Restating the data exactly is the whole task.

Exercise material section start

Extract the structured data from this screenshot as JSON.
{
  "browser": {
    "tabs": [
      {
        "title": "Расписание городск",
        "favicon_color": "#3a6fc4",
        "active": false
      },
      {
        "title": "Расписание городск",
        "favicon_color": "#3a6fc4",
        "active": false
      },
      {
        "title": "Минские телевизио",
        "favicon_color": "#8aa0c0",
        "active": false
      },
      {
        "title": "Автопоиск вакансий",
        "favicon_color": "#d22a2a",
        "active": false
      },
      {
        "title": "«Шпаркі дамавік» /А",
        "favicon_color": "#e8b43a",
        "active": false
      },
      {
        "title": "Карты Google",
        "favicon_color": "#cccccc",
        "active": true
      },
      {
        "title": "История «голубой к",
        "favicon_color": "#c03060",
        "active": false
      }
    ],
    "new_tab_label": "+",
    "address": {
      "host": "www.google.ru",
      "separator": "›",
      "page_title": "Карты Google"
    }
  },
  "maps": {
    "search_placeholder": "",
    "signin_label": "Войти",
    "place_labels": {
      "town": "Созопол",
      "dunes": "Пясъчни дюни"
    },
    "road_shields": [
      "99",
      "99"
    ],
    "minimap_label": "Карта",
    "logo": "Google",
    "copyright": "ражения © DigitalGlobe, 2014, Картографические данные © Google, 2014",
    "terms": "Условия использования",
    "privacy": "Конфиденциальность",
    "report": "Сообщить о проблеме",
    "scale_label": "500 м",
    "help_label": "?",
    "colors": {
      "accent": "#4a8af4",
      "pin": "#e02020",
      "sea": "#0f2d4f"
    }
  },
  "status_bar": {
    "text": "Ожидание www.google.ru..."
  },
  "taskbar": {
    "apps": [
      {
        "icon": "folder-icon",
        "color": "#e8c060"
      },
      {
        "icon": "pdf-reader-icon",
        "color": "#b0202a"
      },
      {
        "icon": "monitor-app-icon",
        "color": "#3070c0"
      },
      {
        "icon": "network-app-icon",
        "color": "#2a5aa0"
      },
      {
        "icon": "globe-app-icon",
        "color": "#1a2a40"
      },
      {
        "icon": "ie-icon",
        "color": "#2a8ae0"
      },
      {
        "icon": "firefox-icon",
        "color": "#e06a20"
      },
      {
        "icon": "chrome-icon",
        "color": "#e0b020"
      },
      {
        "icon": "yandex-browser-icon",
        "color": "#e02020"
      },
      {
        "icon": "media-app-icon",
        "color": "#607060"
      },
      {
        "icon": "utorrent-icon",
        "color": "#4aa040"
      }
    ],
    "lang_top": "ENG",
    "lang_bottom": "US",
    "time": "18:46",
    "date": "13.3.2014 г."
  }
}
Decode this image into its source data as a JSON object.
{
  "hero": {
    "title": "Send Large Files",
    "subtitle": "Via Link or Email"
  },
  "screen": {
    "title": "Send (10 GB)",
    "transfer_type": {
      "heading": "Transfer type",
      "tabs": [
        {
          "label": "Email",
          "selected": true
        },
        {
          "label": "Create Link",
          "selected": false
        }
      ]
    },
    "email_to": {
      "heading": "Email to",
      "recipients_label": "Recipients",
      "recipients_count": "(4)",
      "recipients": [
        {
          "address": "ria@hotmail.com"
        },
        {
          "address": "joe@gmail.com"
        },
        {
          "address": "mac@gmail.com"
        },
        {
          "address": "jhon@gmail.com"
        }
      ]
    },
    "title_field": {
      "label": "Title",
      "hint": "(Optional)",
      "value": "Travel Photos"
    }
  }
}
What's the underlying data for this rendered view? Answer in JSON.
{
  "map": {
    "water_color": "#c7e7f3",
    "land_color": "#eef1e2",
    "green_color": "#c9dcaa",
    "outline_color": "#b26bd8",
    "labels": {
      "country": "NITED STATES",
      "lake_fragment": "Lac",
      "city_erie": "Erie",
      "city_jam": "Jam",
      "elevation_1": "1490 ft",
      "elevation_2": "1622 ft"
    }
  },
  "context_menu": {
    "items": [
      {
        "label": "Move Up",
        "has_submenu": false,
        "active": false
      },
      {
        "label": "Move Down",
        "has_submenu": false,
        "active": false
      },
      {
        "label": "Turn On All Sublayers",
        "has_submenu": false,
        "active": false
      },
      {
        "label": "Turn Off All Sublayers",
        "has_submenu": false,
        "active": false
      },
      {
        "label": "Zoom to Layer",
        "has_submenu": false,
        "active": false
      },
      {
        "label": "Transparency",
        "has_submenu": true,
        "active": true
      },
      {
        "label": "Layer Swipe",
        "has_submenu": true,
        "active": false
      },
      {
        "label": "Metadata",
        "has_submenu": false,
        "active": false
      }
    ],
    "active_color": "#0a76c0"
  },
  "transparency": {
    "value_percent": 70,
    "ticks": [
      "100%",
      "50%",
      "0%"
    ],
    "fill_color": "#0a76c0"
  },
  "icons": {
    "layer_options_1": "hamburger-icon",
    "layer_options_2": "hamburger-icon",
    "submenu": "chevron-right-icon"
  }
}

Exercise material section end

# Task solution:
Extract the structured data from this screenshot as JSON.
{
  "browser": {
    "tabs": [
      {
        "title": "Расписание городск",
        "favicon_color": "#3a6fc4",
        "active": false
      },
      {
        "title": "Расписание городск",
        "favicon_color": "#3a6fc4",
        "active": false
      },
      {
        "title": "Минские телевизио",
        "favicon_color": "#8aa0c0",
        "active": false
      },
      {
        "title": "Автопоиск вакансий",
        "favicon_color": "#d22a2a",
        "active": false
      },
      {
        "title": "«Шпаркі дамавік» /А",
        "favicon_color": "#e8b43a",
        "active": false
      },
      {
        "title": "Карты Google",
        "favicon_color": "#cccccc",
        "active": true
      },
      {
        "title": "История «голубой к",
        "favicon_color": "#c03060",
        "active": false
      }
    ],
    "new_tab_label": "+",
    "address": {
      "host": "www.google.ru",
      "separator": "›",
      "page_title": "Карты Google"
    }
  },
  "maps": {
    "search_placeholder": "",
    "signin_label": "Войти",
    "place_labels": {
      "town": "Созопол",
      "dunes": "Пясъчни дюни"
    },
    "road_shields": [
      "99",
      "99"
    ],
    "minimap_label": "Карта",
    "logo": "Google",
    "copyright": "ражения © DigitalGlobe, 2014, Картографические данные © Google, 2014",
    "terms": "Условия использования",
    "privacy": "Конфиденциальность",
    "report": "Сообщить о проблеме",
    "scale_label": "500 м",
    "help_label": "?",
    "colors": {
      "accent": "#4a8af4",
      "pin": "#e02020",
      "sea": "#0f2d4f"
    }
  },
  "status_bar": {
    "text": "Ожидание www.google.ru..."
  },
  "taskbar": {
    "apps": [
      {
        "icon": "folder-icon",
        "color": "#e8c060"
      },
      {
        "icon": "pdf-reader-icon",
        "color": "#b0202a"
      },
      {
        "icon": "monitor-app-icon",
        "color": "#3070c0"
      },
      {
        "icon": "network-app-icon",
        "color": "#2a5aa0"
      },
      {
        "icon": "globe-app-icon",
        "color": "#1a2a40"
      },
      {
        "icon": "ie-icon",
        "color": "#2a8ae0"
      },
      {
        "icon": "firefox-icon",
        "color": "#e06a20"
      },
      {
        "icon": "chrome-icon",
        "color": "#e0b020"
      },
      {
        "icon": "yandex-browser-icon",
        "color": "#e02020"
      },
      {
        "icon": "media-app-icon",
        "color": "#607060"
      },
      {
        "icon": "utorrent-icon",
        "color": "#4aa040"
      }
    ],
    "lang_top": "ENG",
    "lang_bottom": "US",
    "time": "18:46",
    "date": "13.3.2014 г."
  }
}
Decode this image into its source data as a JSON object.
{
  "hero": {
    "title": "Send Large Files",
    "subtitle": "Via Link or Email"
  },
  "screen": {
    "title": "Send (10 GB)",
    "transfer_type": {
      "heading": "Transfer type",
      "tabs": [
        {
          "label": "Email",
          "selected": true
        },
        {
          "label": "Create Link",
          "selected": false
        }
      ]
    },
    "email_to": {
      "heading": "Email to",
      "recipients_label": "Recipients",
      "recipients_count": "(4)",
      "recipients": [
        {
          "address": "ria@hotmail.com"
        },
        {
          "address": "joe@gmail.com"
        },
        {
          "address": "mac@gmail.com"
        },
        {
          "address": "jhon@gmail.com"
        }
      ]
    },
    "title_field": {
      "label": "Title",
      "hint": "(Optional)",
      "value": "Travel Photos"
    }
  }
}
What's the underlying data for this rendered view? Answer in JSON.
{
  "map": {
    "water_color": "#c7e7f3",
    "land_color": "#eef1e2",
    "green_color": "#c9dcaa",
    "outline_color": "#b26bd8",
    "labels": {
      "country": "NITED STATES",
      "lake_fragment": "Lac",
      "city_erie": "Erie",
      "city_jam": "Jam",
      "elevation_1": "1490 ft",
      "elevation_2": "1622 ft"
    }
  },
  "context_menu": {
    "items": [
      {
        "label": "Move Up",
        "has_submenu": false,
        "active": false
      },
      {
        "label": "Move Down",
        "has_submenu": false,
        "active": false
      },
      {
        "label": "Turn On All Sublayers",
        "has_submenu": false,
        "active": false
      },
      {
        "label": "Turn Off All Sublayers",
        "has_submenu": false,
        "active": false
      },
      {
        "label": "Zoom to Layer",
        "has_submenu": false,
        "active": false
      },
      {
        "label": "Transparency",
        "has_submenu": true,
        "active": true
      },
      {
        "label": "Layer Swipe",
        "has_submenu": true,
        "active": false
      },
      {
        "label": "Metadata",
        "has_submenu": false,
        "active": false
      }
    ],
    "active_color": "#0a76c0"
  },
  "transparency": {
    "value_percent": 70,
    "ticks": [
      "100%",
      "50%",
      "0%"
    ],
    "fill_color": "#0a76c0"
  },
  "icons": {
    "layer_options_1": "hamburger-icon",
    "layer_options_2": "hamburger-icon",
    "submenu": "chevron-right-icon"
  }
}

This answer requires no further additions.